It used to occur in south east England (Kent in particular) but disappeared around 1911 for reasons that are still not understood, but may be climatic, related to a series of poor wet summers.
It is quite an attractive butterfly when fresh but tends to have a rather waxy, yellowish and appearance as it loses its scales, when it can become almost transparent without apparently losing any of its flight ability. The male appears to almost pure white, whereas the female has a yellow-brown colouration.
A superb video of the life-cycle of crataegi has been produced by Filming VarWild and can be viewed on YouTube here: https://www.youtube.com/watch?v=ExcXuU3GW4M
I believe this to be a male based on the strong discoidal mark at the external edge of the upf cell, even though the body shape suggests female.
|32034||M||a male, beautifully pure white when fresh.||20|
a male. Note the tiny fly at the edge of the hindwing. Big fleas have little fleas, etc.
a large group of males puddling in sandy soil at the edge of a river. There appeared to be no difference in the soil, but all the crataegi were grouped in this one area, none outside it.
|33210||M||a small group puddling. A dead golden skipper can be seen in the water in the background.||1080|
a mating pair, the female on the right being quite brown compared to the almost pure white male.

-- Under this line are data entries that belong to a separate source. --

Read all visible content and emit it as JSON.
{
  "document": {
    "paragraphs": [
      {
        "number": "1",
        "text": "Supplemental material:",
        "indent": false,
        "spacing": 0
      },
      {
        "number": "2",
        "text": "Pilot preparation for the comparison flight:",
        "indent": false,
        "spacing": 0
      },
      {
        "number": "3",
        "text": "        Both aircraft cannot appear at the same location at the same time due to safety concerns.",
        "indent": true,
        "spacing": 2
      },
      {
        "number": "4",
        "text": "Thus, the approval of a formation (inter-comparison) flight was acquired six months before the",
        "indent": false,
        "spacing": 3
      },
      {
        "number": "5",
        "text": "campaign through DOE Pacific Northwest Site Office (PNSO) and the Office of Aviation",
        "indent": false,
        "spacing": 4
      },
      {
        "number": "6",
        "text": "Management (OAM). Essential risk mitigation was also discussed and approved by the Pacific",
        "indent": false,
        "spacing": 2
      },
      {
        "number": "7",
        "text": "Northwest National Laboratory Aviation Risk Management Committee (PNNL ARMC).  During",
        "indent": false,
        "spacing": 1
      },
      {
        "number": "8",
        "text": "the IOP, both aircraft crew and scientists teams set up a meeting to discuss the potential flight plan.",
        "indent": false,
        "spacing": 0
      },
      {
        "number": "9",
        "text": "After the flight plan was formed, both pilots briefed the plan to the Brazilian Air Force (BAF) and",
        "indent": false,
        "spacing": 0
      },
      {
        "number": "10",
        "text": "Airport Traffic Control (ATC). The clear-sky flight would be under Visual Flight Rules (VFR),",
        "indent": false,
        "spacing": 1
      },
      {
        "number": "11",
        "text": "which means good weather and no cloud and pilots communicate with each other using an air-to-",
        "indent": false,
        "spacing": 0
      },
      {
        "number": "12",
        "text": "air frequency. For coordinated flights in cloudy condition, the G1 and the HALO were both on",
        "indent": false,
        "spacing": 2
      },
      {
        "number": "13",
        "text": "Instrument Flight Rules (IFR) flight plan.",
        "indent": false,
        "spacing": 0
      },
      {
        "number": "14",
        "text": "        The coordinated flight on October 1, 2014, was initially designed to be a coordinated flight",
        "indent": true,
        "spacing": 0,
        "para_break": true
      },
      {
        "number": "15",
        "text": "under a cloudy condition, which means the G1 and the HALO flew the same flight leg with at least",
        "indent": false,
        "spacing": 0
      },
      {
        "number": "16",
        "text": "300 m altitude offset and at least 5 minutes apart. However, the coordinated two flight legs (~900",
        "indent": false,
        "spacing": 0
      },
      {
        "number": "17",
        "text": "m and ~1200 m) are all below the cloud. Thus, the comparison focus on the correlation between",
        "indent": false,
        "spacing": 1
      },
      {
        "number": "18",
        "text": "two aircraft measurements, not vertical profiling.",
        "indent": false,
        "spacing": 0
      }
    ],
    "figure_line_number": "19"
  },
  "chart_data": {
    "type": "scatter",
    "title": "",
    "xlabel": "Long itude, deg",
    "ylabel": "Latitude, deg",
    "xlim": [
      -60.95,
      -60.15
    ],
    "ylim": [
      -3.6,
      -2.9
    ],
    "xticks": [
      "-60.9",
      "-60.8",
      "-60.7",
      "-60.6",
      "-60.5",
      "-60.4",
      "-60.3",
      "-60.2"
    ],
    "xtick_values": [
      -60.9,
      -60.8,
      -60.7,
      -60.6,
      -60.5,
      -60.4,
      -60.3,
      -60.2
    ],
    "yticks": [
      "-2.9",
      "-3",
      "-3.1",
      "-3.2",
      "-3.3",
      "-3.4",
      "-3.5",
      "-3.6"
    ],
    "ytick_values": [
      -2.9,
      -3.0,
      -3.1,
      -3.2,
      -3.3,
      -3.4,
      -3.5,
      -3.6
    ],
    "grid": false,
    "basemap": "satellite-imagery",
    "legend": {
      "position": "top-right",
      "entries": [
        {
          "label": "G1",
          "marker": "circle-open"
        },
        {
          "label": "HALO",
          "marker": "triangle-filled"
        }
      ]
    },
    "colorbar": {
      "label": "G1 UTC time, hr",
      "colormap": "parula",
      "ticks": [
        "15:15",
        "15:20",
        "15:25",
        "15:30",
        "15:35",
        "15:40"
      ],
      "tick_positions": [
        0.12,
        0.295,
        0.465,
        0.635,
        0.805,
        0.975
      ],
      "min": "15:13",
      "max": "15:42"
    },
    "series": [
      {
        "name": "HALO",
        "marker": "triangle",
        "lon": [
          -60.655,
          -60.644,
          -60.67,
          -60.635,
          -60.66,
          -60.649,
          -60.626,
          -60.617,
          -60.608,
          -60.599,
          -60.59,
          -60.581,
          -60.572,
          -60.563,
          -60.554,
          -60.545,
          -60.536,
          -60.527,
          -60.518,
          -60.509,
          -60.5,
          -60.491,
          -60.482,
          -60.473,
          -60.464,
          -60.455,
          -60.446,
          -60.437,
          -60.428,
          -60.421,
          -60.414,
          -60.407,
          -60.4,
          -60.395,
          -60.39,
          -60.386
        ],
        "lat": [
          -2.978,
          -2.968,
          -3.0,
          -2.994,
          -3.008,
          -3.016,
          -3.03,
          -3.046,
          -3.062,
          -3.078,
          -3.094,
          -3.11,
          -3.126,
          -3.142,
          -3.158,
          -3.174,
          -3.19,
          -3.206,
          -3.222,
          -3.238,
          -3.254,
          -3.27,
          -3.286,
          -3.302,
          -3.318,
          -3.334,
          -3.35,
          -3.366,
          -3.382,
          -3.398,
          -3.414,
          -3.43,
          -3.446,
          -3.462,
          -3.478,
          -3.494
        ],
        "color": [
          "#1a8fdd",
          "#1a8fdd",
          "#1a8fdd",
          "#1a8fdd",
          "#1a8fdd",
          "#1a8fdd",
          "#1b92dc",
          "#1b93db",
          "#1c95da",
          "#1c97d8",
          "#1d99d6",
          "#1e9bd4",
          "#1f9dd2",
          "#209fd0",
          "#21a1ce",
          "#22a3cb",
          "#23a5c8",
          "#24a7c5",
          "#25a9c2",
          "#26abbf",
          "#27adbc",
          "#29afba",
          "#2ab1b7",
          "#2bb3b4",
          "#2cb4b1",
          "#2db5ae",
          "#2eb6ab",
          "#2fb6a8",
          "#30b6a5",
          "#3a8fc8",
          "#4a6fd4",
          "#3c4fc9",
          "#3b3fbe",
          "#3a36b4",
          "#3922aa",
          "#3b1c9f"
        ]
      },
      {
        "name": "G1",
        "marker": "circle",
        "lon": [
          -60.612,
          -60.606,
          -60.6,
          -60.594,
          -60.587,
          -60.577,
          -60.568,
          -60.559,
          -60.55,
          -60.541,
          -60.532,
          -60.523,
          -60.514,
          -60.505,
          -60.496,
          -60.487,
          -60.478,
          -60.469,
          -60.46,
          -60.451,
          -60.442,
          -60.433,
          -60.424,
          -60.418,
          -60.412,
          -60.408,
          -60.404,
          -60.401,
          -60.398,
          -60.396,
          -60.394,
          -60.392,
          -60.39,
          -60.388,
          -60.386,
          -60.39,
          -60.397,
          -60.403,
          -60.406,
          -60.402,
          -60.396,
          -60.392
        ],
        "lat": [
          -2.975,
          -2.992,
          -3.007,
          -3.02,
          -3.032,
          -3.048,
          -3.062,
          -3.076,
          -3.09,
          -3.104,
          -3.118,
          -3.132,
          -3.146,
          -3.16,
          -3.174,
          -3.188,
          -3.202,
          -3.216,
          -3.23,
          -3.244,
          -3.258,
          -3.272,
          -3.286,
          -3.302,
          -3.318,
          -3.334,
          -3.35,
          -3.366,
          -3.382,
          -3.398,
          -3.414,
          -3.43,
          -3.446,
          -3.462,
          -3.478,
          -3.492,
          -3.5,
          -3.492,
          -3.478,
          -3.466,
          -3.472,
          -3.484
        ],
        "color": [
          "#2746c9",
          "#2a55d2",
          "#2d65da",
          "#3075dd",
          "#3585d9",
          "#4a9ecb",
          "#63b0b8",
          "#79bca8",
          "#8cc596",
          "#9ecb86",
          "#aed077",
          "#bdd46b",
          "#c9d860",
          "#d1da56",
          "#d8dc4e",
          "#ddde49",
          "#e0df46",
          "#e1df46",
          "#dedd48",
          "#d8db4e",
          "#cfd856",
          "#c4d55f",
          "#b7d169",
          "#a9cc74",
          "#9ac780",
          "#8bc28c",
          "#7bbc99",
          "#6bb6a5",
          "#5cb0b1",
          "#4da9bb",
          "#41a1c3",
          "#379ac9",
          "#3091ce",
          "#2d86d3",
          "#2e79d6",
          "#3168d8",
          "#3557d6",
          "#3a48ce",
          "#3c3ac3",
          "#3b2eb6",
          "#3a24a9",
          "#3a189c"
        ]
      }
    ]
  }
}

|32669||LARVA||a larva, about to pupate, with the silken girdle visible in the middle.||430|